Count how many lines of the material below have the word "JSON" and give only the number.

╭──

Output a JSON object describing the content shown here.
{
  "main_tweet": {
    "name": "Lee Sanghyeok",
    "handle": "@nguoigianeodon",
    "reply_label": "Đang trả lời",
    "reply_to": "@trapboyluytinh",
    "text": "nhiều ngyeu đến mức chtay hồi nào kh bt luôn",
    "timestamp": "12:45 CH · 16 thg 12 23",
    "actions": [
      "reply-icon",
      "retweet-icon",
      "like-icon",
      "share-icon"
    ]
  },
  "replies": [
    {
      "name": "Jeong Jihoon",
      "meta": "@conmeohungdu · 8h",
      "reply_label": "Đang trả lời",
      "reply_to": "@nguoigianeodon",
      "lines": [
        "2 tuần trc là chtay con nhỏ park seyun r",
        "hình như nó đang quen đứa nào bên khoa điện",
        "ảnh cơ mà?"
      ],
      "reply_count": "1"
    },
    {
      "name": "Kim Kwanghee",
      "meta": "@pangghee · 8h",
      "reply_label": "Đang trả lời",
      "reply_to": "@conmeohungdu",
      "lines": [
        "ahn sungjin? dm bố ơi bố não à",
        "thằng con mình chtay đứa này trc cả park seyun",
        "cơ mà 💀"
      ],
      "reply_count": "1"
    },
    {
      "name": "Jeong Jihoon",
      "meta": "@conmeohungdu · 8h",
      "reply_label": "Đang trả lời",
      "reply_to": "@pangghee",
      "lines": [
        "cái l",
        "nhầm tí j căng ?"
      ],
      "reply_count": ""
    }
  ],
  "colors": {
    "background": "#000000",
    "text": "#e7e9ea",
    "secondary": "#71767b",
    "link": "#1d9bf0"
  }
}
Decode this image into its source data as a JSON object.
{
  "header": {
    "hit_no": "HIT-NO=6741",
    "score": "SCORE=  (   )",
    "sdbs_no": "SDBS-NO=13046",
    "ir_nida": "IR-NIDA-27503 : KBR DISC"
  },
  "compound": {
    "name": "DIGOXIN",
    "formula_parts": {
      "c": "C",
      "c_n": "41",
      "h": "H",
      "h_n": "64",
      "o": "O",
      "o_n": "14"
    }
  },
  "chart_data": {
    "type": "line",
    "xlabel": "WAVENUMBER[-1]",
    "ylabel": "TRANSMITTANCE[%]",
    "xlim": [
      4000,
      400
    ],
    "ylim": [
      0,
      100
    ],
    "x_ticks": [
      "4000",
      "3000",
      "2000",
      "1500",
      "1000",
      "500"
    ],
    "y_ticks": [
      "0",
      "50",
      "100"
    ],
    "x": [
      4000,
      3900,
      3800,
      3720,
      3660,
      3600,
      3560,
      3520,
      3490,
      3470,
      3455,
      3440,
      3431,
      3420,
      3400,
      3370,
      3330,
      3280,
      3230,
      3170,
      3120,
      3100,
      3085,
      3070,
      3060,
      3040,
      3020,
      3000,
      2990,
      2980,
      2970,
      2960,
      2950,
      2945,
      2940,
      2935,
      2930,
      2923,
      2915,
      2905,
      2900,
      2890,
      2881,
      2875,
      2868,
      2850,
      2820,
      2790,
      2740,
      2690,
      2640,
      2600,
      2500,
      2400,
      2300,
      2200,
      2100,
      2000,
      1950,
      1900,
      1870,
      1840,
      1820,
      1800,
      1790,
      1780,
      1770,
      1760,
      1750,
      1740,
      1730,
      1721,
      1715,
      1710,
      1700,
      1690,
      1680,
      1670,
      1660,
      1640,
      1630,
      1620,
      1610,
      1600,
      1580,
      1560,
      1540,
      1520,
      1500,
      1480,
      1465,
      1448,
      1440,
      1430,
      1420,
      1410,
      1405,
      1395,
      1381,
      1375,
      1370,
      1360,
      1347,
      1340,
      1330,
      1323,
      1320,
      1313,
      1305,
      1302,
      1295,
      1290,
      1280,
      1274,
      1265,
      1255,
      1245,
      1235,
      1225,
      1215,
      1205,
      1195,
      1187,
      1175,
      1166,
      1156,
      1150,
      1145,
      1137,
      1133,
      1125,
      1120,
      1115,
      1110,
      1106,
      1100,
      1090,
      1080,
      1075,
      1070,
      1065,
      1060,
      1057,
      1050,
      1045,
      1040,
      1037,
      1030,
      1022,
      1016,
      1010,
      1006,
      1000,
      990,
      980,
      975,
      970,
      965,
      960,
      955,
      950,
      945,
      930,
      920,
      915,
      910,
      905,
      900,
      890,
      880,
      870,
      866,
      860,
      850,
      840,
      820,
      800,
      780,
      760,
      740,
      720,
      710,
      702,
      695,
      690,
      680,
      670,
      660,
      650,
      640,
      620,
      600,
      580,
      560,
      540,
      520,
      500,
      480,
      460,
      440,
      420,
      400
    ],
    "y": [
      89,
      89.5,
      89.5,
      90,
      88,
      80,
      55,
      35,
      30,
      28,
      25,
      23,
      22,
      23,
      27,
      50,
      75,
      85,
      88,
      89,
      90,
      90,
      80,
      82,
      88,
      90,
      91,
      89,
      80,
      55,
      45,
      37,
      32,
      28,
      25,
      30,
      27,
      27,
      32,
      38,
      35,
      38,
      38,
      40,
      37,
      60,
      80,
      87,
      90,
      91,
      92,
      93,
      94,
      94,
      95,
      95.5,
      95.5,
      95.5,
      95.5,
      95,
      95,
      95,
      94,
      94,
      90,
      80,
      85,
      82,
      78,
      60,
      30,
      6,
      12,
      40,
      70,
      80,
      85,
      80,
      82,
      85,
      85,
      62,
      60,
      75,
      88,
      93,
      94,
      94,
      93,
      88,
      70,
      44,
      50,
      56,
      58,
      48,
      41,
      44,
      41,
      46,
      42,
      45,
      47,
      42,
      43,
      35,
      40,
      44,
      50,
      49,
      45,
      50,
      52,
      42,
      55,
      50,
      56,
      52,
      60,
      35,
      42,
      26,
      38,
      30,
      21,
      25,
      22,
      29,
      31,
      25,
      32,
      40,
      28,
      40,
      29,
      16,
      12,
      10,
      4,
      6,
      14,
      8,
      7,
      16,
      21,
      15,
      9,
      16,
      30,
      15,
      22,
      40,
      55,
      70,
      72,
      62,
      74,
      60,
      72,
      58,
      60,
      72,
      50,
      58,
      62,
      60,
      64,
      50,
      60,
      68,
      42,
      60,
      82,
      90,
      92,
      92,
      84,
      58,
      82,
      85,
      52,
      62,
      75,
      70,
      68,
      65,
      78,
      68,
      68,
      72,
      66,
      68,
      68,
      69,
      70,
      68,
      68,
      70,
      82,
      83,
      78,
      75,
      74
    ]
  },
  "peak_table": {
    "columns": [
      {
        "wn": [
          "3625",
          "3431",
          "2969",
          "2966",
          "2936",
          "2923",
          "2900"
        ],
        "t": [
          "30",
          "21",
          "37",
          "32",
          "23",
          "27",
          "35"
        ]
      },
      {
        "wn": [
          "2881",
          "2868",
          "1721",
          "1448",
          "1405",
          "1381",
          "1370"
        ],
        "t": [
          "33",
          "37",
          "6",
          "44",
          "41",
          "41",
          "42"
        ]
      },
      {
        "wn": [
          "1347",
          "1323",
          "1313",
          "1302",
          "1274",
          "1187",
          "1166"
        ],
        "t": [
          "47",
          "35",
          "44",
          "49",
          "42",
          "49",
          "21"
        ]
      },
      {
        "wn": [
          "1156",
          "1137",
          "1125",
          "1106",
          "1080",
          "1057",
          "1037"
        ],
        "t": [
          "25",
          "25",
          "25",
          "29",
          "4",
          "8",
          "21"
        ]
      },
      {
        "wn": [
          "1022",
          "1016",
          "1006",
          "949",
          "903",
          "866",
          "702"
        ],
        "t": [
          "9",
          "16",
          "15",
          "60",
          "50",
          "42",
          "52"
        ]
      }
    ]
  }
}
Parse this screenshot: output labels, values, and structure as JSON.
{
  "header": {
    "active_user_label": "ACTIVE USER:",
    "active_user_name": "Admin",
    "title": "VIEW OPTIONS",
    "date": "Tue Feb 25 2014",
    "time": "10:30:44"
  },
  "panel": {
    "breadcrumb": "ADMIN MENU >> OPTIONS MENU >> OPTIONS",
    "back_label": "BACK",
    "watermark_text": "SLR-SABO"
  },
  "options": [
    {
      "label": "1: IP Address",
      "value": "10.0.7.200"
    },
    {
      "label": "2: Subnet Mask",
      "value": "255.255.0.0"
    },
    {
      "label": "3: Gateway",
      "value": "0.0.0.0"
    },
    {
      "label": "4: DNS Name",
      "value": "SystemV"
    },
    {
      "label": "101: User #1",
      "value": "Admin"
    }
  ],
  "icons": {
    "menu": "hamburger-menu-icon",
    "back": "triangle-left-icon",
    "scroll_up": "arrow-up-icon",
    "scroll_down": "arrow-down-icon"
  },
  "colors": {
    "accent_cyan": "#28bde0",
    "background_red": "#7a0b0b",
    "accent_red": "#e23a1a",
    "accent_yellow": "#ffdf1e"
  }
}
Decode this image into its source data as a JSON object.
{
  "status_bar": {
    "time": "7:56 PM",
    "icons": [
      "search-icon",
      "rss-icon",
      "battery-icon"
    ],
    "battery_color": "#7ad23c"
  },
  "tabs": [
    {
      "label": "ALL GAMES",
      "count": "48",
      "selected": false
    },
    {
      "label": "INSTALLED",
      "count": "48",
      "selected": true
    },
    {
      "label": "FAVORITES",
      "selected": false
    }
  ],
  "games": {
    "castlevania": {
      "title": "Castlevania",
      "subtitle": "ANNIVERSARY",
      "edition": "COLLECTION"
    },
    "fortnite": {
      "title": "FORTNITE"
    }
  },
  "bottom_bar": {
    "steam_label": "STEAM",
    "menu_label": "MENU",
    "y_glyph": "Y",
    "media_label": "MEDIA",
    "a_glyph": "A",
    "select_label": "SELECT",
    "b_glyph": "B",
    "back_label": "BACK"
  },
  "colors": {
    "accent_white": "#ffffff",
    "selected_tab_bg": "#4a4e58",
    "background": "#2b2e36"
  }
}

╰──

→ **Problem solution**
4